[Data supplied]

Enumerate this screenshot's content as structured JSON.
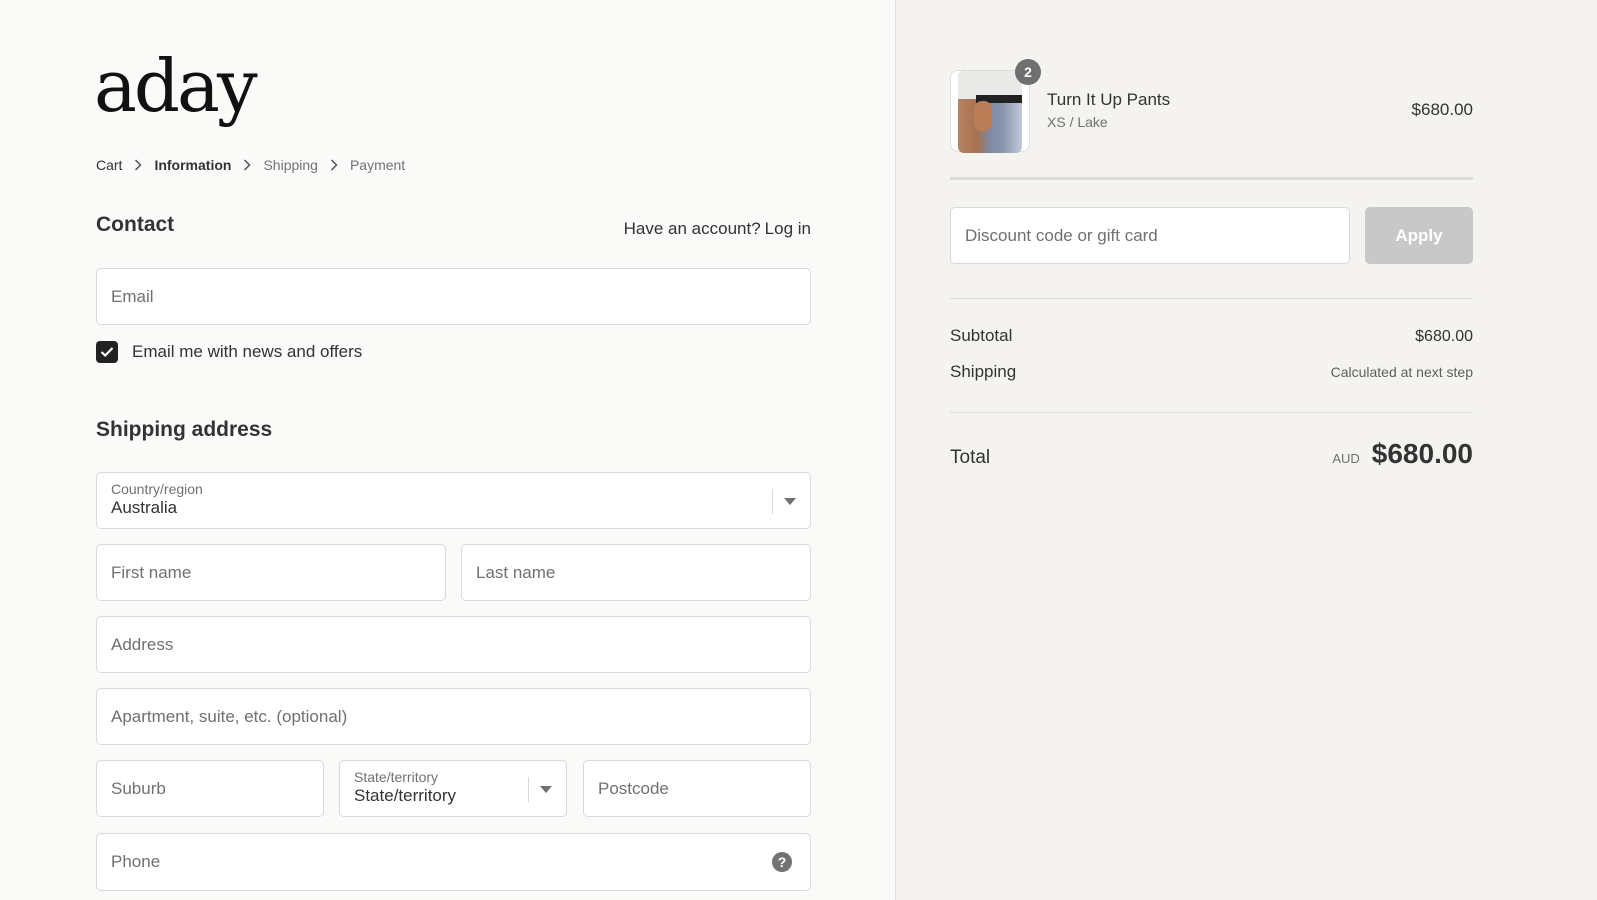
{
  "brand": {
    "logo_text": "aday"
  },
  "breadcrumb": [
    {
      "label": "Cart",
      "state": "link"
    },
    {
      "label": "Information",
      "state": "current"
    },
    {
      "label": "Shipping",
      "state": "upcoming"
    },
    {
      "label": "Payment",
      "state": "upcoming"
    }
  ],
  "contact": {
    "title": "Contact",
    "account_prompt": "Have an account?",
    "login_label": "Log in",
    "email_placeholder": "Email",
    "newsletter_label": "Email me with news and offers",
    "newsletter_checked": true
  },
  "shipping": {
    "title": "Shipping address",
    "country_label": "Country/region",
    "country_value": "Australia",
    "first_name_placeholder": "First name",
    "last_name_placeholder": "Last name",
    "address_placeholder": "Address",
    "apartment_placeholder": "Apartment, suite, etc. (optional)",
    "suburb_placeholder": "Suburb",
    "state_label": "State/territory",
    "state_value": "State/territory",
    "postcode_placeholder": "Postcode",
    "phone_placeholder": "Phone"
  },
  "order": {
    "item": {
      "name": "Turn It Up Pants",
      "variant": "XS / Lake",
      "price": "$680.00",
      "quantity": "2"
    },
    "discount_placeholder": "Discount code or gift card",
    "apply_label": "Apply",
    "subtotal_label": "Subtotal",
    "subtotal_value": "$680.00",
    "shipping_label": "Shipping",
    "shipping_value": "Calculated at next step",
    "total_label": "Total",
    "currency": "AUD",
    "total_value": "$680.00"
  },
  "colors": {
    "left_bg": "#fafaf9",
    "right_bg": "#f4f3ef",
    "checkbox": "#222222",
    "apply_disabled": "#c8c8c8"
  }
}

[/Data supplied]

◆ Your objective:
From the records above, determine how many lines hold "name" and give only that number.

◆ Completed task:
3